▸ **What you will do**
With spelling and spacing unchanged, write out each line of the material.
(Beginning of Task material)
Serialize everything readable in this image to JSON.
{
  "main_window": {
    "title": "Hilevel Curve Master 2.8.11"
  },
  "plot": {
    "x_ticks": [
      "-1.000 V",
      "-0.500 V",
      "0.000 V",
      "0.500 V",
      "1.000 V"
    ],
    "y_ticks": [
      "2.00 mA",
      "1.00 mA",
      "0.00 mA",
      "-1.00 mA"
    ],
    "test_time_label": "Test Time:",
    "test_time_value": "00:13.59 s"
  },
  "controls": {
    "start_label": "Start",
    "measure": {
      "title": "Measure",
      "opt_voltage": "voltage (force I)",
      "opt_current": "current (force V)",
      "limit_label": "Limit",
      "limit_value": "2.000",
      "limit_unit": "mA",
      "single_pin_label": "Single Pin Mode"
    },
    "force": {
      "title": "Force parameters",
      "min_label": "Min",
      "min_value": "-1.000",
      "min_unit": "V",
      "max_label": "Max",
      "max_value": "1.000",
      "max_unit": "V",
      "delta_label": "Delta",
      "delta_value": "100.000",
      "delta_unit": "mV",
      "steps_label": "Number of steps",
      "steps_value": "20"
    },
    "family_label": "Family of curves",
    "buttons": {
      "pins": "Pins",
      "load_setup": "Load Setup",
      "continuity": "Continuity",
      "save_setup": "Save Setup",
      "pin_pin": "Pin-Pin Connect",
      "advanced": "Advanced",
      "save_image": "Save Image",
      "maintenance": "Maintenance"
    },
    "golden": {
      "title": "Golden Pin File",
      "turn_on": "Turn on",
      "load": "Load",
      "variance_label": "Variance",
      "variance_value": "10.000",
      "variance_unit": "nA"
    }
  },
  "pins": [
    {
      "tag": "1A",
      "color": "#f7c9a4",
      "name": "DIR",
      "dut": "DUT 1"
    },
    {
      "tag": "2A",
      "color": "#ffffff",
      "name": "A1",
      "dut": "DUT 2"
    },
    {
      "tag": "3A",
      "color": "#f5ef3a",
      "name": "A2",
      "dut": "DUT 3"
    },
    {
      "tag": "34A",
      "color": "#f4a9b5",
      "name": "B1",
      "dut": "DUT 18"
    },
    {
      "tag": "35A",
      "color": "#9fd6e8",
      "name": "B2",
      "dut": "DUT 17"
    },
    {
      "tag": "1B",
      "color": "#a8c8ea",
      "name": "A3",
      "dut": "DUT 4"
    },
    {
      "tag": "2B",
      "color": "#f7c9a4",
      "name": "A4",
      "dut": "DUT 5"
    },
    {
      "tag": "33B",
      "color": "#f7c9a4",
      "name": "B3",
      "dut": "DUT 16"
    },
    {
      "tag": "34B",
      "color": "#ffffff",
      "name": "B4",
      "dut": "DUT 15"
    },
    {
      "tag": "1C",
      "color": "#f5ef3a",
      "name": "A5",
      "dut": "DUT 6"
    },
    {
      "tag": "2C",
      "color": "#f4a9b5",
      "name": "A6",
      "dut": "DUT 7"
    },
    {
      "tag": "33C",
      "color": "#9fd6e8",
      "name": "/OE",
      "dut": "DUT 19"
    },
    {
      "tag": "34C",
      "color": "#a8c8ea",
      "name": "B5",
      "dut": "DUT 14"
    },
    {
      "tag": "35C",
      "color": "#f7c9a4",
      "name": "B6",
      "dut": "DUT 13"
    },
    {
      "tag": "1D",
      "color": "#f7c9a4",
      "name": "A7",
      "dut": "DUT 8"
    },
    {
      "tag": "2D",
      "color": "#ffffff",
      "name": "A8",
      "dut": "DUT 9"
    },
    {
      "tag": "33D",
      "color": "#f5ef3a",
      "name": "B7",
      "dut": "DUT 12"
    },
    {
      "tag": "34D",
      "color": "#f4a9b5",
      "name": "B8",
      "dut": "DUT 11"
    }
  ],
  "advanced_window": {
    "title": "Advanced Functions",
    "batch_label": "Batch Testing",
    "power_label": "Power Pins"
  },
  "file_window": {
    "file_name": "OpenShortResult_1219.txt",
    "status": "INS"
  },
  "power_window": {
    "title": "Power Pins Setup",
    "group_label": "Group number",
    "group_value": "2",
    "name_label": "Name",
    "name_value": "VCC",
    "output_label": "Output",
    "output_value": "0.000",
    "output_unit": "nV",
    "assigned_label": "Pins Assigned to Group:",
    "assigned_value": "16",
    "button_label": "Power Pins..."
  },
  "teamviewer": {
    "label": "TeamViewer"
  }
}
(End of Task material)
▸ **Expected output**
Serialize everything readable in this image to JSON.
{
  "main_window": {
    "title": "Hilevel Curve Master 2.8.11"
  },
  "plot": {
    "x_ticks": [
      "-1.000 V",
      "-0.500 V",
      "0.000 V",
      "0.500 V",
      "1.000 V"
    ],
    "y_ticks": [
      "2.00 mA",
      "1.00 mA",
      "0.00 mA",
      "-1.00 mA"
    ],
    "test_time_label": "Test Time:",
    "test_time_value": "00:13.59 s"
  },
  "controls": {
    "start_label": "Start",
    "measure": {
      "title": "Measure",
      "opt_voltage": "voltage (force I)",
      "opt_current": "current (force V)",
      "limit_label": "Limit",
      "limit_value": "2.000",
      "limit_unit": "mA",
      "single_pin_label": "Single Pin Mode"
    },
    "force": {
      "title": "Force parameters",
      "min_label": "Min",
      "min_value": "-1.000",
      "min_unit": "V",
      "max_label": "Max",
      "max_value": "1.000",
      "max_unit": "V",
      "delta_label": "Delta",
      "delta_value": "100.000",
      "delta_unit": "mV",
      "steps_label": "Number of steps",
      "steps_value": "20"
    },
    "family_label": "Family of curves",
    "buttons": {
      "pins": "Pins",
      "load_setup": "Load Setup",
      "continuity": "Continuity",
      "save_setup": "Save Setup",
      "pin_pin": "Pin-Pin Connect",
      "advanced": "Advanced",
      "save_image": "Save Image",
      "maintenance": "Maintenance"
    },
    "golden": {
      "title": "Golden Pin File",
      "turn_on": "Turn on",
      "load": "Load",
      "variance_label": "Variance",
      "variance_value": "10.000",
      "variance_unit": "nA"
    }
  },
  "pins": [
    {
      "tag": "1A",
      "color": "#f7c9a4",
      "name": "DIR",
      "dut": "DUT 1"
    },
    {
      "tag": "2A",
      "color": "#ffffff",
      "name": "A1",
      "dut": "DUT 2"
    },
    {
      "tag": "3A",
      "color": "#f5ef3a",
      "name": "A2",
      "dut": "DUT 3"
    },
    {
      "tag": "34A",
      "color": "#f4a9b5",
      "name": "B1",
      "dut": "DUT 18"
    },
    {
      "tag": "35A",
      "color": "#9fd6e8",
      "name": "B2",
      "dut": "DUT 17"
    },
    {
      "tag": "1B",
      "color": "#a8c8ea",
      "name": "A3",
      "dut": "DUT 4"
    },
    {
      "tag": "2B",
      "color": "#f7c9a4",
      "name": "A4",
      "dut": "DUT 5"
    },
    {
      "tag": "33B",
      "color": "#f7c9a4",
      "name": "B3",
      "dut": "DUT 16"
    },
    {
      "tag": "34B",
      "color": "#ffffff",
      "name": "B4",
      "dut": "DUT 15"
    },
    {
      "tag": "1C",
      "color": "#f5ef3a",
      "name": "A5",
      "dut": "DUT 6"
    },
    {
      "tag": "2C",
      "color": "#f4a9b5",
      "name": "A6",
      "dut": "DUT 7"
    },
    {
      "tag": "33C",
      "color": "#9fd6e8",
      "name": "/OE",
      "dut": "DUT 19"
    },
    {
      "tag": "34C",
      "color": "#a8c8ea",
      "name": "B5",
      "dut": "DUT 14"
    },
    {
      "tag": "35C",
      "color": "#f7c9a4",
      "name": "B6",
      "dut": "DUT 13"
    },
    {
      "tag": "1D",
      "color": "#f7c9a4",
      "name": "A7",
      "dut": "DUT 8"
    },
    {
      "tag": "2D",
      "color": "#ffffff",
      "name": "A8",
      "dut": "DUT 9"
    },
    {
      "tag": "33D",
      "color": "#f5ef3a",
      "name": "B7",
      "dut": "DUT 12"
    },
    {
      "tag": "34D",
      "color": "#f4a9b5",
      "name": "B8",
      "dut": "DUT 11"
    }
  ],
  "advanced_window": {
    "title": "Advanced Functions",
    "batch_label": "Batch Testing",
    "power_label": "Power Pins"
  },
  "file_window": {
    "file_name": "OpenShortResult_1219.txt",
    "status": "INS"
  },
  "power_window": {
    "title": "Power Pins Setup",
    "group_label": "Group number",
    "group_value": "2",
    "name_label": "Name",
    "name_value": "VCC",
    "output_label": "Output",
    "output_value": "0.000",
    "output_unit": "nV",
    "assigned_label": "Pins Assigned to Group:",
    "assigned_value": "16",
    "button_label": "Power Pins..."
  },
  "teamviewer": {
    "label": "TeamViewer"
  }
}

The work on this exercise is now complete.